Spot each line in the data below containing "source" and copy it.
*** Begin section ***
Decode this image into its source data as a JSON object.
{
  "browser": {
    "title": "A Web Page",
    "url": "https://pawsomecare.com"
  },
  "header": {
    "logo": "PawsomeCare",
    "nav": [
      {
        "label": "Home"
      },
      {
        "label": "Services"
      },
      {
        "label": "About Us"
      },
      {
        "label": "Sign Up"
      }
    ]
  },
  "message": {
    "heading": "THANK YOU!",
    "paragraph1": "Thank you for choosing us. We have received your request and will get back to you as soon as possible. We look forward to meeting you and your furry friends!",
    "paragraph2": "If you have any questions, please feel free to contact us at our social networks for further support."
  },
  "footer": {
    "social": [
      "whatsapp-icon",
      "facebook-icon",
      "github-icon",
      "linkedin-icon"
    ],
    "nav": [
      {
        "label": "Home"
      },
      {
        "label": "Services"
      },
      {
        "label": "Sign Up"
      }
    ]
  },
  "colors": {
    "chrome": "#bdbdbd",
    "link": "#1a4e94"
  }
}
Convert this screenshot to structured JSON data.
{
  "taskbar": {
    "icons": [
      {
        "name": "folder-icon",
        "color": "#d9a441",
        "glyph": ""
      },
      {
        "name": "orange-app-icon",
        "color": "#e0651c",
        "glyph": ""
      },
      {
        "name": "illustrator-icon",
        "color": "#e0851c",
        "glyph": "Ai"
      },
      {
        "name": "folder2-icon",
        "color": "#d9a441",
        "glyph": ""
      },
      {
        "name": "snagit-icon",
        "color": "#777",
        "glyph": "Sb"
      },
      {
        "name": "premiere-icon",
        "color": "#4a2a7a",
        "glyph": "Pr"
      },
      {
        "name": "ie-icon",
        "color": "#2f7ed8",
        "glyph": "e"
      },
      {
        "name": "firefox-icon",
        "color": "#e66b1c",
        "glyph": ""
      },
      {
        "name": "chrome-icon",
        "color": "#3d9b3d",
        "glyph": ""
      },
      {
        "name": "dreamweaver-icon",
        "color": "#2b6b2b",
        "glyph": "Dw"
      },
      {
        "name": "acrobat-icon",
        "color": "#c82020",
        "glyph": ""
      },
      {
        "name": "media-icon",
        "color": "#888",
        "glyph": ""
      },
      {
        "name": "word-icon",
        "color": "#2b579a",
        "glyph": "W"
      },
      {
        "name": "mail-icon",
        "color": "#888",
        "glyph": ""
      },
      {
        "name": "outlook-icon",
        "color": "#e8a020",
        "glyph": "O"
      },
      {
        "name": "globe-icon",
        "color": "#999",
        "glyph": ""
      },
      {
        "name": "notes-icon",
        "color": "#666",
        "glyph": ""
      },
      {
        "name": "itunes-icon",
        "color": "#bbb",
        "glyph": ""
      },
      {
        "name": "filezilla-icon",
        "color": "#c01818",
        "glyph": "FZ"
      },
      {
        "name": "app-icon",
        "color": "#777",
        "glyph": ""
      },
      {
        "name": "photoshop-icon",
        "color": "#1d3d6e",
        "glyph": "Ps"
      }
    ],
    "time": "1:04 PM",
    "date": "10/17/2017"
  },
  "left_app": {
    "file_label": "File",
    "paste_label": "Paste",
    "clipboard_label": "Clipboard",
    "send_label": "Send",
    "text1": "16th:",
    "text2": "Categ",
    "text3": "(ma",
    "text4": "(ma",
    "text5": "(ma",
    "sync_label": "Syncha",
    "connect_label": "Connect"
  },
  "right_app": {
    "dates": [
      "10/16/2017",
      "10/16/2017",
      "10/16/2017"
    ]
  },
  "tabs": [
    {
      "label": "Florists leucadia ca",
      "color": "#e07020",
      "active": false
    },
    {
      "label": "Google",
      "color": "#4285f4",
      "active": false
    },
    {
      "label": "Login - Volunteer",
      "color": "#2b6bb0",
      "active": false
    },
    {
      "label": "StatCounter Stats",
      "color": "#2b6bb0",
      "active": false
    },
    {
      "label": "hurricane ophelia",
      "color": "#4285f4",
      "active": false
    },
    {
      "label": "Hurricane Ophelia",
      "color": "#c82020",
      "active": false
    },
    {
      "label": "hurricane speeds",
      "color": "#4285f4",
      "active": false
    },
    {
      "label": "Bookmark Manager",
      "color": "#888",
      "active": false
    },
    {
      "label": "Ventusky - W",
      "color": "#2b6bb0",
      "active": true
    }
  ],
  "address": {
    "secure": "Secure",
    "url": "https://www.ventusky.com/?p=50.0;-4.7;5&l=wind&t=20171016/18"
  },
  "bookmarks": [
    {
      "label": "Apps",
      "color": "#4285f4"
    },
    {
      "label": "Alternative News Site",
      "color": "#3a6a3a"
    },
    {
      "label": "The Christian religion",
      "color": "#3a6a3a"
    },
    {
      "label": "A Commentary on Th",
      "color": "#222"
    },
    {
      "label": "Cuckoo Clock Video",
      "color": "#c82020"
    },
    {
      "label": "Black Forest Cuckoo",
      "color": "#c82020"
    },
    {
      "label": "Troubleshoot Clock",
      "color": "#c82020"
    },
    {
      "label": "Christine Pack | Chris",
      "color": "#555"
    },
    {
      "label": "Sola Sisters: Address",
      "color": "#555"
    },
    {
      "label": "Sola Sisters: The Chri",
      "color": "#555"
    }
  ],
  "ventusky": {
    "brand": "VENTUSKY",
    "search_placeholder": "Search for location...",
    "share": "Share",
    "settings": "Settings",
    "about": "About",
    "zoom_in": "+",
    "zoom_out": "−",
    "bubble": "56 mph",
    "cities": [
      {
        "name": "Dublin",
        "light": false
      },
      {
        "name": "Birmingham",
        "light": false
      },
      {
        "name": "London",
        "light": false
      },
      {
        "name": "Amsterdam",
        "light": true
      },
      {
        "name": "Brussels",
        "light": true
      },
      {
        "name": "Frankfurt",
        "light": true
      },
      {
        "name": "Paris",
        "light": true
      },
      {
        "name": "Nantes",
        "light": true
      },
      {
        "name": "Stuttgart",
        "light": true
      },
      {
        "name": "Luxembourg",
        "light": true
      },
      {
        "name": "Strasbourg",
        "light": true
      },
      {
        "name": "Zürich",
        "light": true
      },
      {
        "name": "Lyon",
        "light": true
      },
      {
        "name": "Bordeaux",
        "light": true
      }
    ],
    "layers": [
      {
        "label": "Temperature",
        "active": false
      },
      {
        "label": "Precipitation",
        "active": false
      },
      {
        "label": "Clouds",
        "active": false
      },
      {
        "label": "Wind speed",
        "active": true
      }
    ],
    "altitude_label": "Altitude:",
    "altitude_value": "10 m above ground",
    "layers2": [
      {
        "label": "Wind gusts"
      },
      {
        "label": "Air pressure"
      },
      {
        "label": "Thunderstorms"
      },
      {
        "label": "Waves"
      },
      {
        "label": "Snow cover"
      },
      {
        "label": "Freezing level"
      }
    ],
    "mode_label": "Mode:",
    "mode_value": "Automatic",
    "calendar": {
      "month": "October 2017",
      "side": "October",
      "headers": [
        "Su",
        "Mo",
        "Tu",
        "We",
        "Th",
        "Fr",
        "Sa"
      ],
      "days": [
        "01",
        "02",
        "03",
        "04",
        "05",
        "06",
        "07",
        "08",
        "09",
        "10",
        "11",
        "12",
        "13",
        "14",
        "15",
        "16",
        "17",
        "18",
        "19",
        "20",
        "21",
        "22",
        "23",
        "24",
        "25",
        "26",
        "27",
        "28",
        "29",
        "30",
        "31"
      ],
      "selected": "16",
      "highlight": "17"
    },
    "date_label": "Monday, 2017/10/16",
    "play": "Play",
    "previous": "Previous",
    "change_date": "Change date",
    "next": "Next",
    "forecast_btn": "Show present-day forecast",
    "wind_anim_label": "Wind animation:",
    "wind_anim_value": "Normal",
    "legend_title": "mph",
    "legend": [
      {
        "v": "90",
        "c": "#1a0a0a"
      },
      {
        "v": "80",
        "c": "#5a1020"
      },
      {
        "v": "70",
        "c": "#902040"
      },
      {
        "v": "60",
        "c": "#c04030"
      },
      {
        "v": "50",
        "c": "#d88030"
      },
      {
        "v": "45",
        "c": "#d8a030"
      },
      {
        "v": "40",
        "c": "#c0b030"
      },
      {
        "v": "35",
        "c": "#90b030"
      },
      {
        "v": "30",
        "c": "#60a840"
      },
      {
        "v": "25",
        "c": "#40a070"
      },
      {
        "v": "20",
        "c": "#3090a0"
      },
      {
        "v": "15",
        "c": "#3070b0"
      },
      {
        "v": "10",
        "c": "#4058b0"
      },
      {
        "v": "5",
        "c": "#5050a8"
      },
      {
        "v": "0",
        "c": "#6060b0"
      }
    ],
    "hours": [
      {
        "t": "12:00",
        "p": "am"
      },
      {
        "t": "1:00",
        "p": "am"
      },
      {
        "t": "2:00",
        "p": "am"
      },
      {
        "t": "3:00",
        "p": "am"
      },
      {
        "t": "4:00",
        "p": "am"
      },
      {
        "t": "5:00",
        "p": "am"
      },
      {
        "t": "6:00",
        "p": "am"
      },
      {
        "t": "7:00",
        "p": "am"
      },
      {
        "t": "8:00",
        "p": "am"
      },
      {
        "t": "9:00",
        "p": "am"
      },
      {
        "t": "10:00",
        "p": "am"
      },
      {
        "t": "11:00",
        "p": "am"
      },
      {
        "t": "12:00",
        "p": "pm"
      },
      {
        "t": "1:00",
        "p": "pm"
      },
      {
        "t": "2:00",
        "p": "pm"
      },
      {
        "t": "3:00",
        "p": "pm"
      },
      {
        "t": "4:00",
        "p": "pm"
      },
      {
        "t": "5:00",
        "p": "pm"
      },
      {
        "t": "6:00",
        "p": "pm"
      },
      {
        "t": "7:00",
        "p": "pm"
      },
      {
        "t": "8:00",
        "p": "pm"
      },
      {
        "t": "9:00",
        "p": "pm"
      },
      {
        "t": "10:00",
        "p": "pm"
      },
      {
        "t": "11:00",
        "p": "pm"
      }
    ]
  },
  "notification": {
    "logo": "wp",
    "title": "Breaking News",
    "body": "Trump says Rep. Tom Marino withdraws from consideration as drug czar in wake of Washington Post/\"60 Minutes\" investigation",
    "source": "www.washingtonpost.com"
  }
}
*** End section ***
§ **WRITTEN REPLY**
Decode this image into its source data as a JSON object.
    "source": "www.washingtonpost.com"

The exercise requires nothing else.